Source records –
^^^^^^^^^^^^^^^^

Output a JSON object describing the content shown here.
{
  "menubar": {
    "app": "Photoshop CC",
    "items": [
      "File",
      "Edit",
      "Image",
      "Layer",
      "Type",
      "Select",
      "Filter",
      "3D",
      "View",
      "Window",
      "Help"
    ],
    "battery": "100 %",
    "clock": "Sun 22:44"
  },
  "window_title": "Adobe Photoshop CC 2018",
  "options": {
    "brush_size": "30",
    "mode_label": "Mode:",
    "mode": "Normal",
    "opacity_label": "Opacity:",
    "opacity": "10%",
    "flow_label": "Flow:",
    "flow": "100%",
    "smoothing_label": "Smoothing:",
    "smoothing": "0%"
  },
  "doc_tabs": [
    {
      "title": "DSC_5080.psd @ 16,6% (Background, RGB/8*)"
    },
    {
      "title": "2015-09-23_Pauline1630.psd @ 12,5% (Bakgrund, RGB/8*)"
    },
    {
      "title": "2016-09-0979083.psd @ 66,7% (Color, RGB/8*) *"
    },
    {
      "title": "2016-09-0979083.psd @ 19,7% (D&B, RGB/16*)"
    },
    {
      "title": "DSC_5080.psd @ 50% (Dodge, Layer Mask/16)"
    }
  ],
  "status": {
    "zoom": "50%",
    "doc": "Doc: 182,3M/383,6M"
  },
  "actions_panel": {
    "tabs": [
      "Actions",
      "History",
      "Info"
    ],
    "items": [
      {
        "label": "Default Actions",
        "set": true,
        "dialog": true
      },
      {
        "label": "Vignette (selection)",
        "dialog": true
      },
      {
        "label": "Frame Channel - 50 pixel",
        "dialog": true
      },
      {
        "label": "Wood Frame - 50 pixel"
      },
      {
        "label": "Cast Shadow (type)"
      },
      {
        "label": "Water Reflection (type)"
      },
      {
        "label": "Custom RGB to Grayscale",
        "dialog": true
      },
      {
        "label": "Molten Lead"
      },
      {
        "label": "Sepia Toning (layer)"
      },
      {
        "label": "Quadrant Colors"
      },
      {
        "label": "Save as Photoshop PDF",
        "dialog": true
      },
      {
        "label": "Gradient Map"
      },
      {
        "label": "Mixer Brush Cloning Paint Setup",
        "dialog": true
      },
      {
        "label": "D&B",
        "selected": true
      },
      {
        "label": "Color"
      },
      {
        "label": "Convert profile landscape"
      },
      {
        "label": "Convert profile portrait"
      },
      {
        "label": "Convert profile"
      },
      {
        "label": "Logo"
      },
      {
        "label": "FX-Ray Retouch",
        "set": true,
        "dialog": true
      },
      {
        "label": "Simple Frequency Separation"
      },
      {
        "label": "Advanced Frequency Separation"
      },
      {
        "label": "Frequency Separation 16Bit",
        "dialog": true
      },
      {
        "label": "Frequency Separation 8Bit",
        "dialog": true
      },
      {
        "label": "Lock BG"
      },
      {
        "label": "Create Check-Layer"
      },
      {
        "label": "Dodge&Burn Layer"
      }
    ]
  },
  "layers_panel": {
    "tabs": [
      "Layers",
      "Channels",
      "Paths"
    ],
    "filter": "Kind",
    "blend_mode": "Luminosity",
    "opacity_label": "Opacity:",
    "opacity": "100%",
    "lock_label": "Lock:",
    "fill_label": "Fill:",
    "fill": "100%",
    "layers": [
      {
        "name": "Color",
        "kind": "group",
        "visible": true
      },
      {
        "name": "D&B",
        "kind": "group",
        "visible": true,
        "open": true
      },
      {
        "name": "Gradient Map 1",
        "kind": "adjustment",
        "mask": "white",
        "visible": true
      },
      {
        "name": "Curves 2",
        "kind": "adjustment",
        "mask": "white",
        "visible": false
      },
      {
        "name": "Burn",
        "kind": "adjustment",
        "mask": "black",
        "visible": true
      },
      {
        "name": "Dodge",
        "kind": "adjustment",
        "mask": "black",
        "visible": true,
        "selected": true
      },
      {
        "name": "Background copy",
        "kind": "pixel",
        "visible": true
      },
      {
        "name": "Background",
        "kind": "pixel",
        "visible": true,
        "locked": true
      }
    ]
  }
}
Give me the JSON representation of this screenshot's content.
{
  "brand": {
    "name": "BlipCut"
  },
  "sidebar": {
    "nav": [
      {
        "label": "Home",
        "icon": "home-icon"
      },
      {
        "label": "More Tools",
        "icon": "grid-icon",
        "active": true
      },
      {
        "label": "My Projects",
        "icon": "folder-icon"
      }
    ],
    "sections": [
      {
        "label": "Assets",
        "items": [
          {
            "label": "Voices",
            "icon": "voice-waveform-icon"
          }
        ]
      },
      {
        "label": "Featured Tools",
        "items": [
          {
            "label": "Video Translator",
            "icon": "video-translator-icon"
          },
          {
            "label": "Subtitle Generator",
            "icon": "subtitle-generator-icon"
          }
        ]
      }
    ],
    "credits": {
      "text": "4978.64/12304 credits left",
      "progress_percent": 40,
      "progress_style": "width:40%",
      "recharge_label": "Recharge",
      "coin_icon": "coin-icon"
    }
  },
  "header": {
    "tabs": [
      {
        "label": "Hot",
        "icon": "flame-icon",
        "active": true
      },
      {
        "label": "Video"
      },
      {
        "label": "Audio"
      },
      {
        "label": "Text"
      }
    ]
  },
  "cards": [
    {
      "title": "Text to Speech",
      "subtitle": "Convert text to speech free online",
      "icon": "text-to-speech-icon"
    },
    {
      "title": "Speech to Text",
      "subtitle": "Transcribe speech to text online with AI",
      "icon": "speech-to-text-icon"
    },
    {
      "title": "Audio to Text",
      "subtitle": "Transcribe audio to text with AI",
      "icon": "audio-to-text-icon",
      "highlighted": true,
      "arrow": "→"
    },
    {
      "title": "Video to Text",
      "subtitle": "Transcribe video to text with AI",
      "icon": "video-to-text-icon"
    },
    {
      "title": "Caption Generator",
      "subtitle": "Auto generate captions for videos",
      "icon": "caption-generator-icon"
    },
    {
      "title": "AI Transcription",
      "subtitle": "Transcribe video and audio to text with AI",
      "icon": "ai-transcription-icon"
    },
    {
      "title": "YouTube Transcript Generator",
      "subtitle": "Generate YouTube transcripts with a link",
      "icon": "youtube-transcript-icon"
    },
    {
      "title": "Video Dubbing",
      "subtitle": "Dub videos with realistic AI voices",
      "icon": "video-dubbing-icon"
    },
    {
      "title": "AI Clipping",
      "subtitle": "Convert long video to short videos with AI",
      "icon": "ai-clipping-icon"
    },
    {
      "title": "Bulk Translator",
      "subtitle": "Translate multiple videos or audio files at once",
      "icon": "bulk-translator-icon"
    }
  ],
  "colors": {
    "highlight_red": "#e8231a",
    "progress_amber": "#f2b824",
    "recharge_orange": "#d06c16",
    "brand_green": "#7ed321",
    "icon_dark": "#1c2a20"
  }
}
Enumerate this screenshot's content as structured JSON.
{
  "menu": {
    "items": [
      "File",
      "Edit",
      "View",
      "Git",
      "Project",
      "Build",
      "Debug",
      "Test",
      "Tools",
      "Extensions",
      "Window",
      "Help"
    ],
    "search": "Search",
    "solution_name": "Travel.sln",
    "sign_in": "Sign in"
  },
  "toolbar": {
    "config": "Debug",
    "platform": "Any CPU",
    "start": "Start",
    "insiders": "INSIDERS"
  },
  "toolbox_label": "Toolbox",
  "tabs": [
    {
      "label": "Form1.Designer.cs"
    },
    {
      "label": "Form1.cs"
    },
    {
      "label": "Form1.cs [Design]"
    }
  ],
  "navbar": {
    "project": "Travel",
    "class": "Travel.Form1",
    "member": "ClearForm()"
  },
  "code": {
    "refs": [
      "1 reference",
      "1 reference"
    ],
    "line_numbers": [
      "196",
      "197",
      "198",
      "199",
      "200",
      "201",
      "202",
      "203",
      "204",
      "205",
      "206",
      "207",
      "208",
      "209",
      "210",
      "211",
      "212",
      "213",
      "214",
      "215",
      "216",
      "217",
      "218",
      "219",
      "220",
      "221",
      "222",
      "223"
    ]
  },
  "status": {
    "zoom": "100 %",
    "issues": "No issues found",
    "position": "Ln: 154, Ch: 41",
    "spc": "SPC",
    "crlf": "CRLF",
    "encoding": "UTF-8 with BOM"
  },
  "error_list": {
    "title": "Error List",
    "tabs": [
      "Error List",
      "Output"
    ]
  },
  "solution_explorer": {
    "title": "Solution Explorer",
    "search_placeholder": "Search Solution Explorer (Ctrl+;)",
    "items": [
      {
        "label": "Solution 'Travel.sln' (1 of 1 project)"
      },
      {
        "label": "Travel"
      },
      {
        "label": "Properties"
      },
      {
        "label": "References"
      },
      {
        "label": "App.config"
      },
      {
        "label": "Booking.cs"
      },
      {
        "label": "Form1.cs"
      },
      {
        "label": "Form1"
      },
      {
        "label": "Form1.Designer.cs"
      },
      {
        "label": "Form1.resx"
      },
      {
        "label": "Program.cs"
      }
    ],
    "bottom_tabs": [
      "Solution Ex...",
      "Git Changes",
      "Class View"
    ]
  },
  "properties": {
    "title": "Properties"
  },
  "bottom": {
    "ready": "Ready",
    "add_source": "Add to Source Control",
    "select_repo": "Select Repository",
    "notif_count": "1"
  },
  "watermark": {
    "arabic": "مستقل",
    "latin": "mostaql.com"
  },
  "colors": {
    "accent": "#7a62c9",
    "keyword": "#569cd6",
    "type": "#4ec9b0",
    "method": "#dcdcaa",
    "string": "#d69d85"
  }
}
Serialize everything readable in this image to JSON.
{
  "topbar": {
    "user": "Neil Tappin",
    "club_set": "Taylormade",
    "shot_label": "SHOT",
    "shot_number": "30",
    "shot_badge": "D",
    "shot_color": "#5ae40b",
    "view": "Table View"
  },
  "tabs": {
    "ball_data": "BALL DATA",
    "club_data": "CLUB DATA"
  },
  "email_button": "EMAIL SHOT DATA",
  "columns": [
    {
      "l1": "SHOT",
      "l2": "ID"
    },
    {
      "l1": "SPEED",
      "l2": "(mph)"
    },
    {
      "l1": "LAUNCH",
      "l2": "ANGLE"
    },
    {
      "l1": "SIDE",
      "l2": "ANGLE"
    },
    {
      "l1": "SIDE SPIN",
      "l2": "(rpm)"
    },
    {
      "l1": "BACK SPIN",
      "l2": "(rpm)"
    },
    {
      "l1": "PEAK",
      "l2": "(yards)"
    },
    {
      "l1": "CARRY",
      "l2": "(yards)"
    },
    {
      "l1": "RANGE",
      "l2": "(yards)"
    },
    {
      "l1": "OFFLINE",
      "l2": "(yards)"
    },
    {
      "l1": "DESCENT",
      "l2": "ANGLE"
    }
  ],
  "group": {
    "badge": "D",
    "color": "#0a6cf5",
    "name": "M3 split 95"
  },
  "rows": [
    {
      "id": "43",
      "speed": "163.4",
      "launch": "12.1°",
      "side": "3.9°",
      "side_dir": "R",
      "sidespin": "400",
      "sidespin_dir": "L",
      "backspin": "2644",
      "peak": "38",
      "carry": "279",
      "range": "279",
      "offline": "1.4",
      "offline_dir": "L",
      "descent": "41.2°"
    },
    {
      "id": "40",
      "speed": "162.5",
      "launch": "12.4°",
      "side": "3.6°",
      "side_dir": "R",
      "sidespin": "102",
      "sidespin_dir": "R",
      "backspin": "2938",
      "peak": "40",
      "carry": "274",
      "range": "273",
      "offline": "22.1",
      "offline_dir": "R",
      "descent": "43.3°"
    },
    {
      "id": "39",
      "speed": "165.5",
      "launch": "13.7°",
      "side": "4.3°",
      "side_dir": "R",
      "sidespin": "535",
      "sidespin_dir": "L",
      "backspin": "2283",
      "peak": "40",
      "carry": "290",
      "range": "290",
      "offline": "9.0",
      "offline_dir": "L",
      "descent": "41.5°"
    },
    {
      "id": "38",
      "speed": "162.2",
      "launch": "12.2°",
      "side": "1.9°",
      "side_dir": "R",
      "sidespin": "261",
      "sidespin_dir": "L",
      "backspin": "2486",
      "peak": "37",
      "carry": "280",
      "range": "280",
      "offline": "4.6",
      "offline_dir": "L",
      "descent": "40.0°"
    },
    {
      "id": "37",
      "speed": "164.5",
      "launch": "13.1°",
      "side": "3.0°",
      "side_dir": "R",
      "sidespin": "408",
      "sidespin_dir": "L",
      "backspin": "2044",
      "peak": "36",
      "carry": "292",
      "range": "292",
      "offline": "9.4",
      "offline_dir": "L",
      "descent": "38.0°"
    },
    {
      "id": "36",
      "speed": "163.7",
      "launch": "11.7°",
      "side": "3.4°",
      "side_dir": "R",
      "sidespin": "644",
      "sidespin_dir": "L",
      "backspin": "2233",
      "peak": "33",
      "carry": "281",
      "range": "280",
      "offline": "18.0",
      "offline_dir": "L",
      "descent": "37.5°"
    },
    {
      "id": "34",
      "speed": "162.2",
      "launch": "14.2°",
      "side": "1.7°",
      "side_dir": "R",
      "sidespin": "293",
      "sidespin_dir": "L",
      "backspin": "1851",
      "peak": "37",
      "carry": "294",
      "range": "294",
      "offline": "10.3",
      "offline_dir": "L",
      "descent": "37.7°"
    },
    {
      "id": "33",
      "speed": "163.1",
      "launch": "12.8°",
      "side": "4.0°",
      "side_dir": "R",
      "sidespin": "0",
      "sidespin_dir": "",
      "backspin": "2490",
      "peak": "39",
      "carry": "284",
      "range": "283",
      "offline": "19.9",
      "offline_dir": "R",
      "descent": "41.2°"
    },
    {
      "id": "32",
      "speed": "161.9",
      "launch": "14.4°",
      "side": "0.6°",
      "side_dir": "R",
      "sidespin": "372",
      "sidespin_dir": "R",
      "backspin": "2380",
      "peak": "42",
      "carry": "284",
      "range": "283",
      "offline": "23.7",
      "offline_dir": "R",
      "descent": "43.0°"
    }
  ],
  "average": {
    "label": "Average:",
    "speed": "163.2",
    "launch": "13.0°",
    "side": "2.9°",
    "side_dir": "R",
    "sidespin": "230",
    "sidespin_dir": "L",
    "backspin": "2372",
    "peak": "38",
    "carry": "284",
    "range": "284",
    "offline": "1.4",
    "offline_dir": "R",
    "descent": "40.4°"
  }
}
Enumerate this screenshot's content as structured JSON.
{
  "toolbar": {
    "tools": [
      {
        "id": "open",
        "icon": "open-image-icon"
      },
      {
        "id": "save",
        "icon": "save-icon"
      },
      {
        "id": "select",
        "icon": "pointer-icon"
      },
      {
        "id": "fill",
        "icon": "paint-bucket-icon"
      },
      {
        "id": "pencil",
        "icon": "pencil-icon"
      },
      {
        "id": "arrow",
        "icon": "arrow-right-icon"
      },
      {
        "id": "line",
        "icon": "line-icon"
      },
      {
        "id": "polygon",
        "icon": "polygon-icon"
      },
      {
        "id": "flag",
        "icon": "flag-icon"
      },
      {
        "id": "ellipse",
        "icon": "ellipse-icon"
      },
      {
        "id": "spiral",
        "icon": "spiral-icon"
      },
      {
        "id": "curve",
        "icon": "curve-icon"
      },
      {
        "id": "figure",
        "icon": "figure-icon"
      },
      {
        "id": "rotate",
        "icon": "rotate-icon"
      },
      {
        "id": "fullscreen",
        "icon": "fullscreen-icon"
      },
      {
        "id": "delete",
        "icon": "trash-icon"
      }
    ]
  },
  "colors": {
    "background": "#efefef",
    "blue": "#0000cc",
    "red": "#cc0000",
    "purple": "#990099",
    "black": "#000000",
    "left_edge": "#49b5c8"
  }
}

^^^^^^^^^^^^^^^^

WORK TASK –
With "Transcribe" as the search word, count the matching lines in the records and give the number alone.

SOLUTION BELOW –
4